Atrophic Scars and Stretch Marks
Atrophic scars are the most numerous compared to others. The common feature of these scars is their bottom, which is located below the level of surrounding tissues. The skin above atrophic scars is thin and flaccid, with cross-striation inherent in linear scars. Often, such scars are devoid of pigments and thus look white. The characteristic look of these scars is stipulated by connective tissue deficit, notably the deficit of collagen and elastin proteins that form the skin frame. This atlas places both atrophic scars and stretch marks into one section because stretch marks, by their nature, also are atrophic scars. The reason for their formation are also destroying the integrity collagen fibers and associated with this sagging skin.

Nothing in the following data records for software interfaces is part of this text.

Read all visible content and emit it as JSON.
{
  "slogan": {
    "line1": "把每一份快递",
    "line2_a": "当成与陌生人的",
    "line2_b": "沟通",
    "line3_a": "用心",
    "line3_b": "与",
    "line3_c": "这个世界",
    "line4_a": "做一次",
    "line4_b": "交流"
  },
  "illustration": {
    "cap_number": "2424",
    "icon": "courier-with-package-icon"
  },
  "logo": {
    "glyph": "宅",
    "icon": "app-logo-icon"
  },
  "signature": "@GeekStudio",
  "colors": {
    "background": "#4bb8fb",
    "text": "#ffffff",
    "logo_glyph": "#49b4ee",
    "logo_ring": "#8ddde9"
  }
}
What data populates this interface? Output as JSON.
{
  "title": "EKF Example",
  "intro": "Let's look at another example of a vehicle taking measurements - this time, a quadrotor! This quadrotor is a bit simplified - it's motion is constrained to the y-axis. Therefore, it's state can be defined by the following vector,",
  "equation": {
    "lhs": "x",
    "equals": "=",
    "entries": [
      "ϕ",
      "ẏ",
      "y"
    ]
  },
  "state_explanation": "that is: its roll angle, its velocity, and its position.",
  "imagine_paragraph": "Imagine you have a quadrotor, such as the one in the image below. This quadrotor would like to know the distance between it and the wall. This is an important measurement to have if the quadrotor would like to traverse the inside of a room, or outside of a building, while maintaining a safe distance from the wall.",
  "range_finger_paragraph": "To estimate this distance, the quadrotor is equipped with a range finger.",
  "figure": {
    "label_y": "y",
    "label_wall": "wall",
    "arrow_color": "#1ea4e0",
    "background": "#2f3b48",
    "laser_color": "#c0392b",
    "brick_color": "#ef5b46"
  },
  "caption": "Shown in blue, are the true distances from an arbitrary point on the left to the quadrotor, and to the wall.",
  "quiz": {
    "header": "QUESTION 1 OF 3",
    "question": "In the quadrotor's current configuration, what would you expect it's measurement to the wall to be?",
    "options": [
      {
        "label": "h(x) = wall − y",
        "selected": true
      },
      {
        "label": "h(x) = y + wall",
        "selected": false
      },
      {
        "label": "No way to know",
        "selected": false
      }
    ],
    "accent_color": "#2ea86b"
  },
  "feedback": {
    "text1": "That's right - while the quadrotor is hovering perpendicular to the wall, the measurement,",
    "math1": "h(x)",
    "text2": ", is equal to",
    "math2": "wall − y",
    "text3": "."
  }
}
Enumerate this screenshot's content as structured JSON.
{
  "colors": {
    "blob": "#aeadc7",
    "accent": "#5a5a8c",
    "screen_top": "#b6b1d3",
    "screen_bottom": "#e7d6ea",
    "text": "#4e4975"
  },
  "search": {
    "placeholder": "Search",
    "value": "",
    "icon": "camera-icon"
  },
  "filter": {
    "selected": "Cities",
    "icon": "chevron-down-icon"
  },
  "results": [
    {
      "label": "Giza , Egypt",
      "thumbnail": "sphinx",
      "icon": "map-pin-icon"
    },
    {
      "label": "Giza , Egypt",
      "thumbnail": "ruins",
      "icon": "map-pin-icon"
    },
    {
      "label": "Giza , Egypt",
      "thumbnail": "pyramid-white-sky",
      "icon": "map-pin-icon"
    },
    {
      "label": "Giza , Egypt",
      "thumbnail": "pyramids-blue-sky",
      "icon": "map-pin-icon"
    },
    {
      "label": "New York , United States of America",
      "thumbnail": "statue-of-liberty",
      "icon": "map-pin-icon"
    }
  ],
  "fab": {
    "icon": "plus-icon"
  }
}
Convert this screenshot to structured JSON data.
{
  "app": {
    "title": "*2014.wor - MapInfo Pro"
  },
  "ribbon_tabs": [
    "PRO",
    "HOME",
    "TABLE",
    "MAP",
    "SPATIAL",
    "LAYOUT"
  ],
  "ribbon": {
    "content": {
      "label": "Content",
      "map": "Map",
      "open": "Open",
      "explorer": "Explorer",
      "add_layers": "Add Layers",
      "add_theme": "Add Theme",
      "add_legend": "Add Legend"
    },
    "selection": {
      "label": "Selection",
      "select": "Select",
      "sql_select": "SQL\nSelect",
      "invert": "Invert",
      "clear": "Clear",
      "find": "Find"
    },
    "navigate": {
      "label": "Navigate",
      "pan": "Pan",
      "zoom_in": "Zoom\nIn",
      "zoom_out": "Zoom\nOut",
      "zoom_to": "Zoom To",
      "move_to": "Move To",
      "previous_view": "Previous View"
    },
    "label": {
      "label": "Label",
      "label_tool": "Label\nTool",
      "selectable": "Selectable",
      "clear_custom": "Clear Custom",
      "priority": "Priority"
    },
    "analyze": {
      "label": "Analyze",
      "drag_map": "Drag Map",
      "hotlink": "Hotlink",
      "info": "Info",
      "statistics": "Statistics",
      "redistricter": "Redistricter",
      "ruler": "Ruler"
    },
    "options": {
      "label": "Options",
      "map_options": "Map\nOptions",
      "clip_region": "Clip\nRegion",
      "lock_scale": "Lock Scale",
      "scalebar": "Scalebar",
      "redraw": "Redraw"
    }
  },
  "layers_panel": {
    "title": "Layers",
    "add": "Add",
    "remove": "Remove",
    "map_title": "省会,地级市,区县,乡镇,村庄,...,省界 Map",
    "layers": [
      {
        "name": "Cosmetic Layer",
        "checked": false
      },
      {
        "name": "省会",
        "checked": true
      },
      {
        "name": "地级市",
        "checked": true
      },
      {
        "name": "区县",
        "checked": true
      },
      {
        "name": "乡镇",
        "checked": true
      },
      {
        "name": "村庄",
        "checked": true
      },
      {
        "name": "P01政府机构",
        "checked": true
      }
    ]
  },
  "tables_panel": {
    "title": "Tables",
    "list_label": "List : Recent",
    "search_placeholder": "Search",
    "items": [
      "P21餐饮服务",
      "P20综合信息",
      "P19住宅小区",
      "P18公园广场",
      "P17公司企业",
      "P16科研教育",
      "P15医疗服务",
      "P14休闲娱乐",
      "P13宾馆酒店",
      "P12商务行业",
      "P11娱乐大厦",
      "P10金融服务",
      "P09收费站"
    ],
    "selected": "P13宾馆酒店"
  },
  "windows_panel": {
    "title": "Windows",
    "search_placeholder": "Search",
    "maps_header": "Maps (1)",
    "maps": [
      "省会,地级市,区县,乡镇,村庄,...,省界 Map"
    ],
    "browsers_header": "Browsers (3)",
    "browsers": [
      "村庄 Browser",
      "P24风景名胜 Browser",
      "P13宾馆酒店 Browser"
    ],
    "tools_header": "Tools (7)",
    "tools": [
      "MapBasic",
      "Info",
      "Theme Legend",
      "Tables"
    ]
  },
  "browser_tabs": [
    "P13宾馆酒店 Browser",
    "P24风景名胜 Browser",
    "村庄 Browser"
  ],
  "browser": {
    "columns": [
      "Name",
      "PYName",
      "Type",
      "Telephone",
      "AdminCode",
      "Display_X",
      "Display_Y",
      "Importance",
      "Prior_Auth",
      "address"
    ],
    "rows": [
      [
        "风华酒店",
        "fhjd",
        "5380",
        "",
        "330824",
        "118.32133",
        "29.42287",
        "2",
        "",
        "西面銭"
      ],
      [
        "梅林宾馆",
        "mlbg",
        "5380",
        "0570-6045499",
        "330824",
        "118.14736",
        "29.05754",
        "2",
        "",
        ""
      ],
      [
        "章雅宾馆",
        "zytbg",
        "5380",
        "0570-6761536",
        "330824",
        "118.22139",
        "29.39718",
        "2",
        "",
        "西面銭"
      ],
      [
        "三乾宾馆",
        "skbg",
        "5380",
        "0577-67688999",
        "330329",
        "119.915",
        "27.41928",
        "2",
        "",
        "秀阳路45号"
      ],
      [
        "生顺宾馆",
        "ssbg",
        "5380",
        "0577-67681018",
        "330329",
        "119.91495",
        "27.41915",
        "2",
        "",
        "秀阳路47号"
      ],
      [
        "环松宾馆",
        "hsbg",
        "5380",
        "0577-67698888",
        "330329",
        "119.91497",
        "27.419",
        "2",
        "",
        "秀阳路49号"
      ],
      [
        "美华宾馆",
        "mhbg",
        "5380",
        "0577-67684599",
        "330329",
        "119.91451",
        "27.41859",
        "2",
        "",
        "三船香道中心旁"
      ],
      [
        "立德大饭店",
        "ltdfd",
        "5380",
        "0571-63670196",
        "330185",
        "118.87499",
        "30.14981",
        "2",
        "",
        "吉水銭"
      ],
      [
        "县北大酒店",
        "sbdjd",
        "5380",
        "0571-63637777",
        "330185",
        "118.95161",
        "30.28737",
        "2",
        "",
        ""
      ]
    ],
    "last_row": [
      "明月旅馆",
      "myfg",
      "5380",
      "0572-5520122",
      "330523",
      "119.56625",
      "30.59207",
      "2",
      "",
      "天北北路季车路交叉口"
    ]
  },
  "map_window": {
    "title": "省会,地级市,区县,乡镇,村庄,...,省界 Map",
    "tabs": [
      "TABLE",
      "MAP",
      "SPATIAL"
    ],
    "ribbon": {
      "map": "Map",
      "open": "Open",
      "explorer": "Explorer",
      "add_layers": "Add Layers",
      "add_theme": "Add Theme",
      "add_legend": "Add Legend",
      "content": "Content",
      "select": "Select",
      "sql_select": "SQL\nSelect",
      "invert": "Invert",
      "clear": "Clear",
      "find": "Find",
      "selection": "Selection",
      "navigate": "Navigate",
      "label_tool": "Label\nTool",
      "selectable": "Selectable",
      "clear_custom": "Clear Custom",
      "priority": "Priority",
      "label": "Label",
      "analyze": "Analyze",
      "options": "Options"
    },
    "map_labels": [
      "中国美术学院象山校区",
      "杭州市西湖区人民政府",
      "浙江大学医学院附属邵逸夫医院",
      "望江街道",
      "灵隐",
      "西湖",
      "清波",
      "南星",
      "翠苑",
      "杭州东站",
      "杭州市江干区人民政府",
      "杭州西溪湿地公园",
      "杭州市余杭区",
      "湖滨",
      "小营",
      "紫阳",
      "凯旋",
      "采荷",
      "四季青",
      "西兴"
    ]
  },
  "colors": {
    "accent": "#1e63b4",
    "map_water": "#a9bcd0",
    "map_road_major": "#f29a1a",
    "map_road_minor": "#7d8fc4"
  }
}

KeywordsCollagen Synthesis Sebaceous Gland Acne Scar Fractional Laser Atrophic Scar
- Alam M, Dover JS (2006 Dec–2007 Jan) Treatment of acne scarring. Skin Therapy Lett 11(10):7–9Google Scholar
- Boss WK Jr, Usal H, Chernoff G, Keller GS, Lask GP, Fodor PB (2004) Autologous cultured fibroblasts as cellular therapy in plastic surgery. Clin Plast Surg 4:613–623Google Scholar
- Hardy MA (1998) The biology of scar formation. Phys Ther 69(12):1014–1024Google Scholar
- Koch RJ et al (2001) Microdermabrasion. J Facial Plast Surg 9(3):377–382Google Scholar
- Mahuzier F (1999) Microdermabrasion or Parisian peel in practice. SOLAL, Publisher, 111, rue Ste Cecile – 13005 MarseilleGoogle Scholar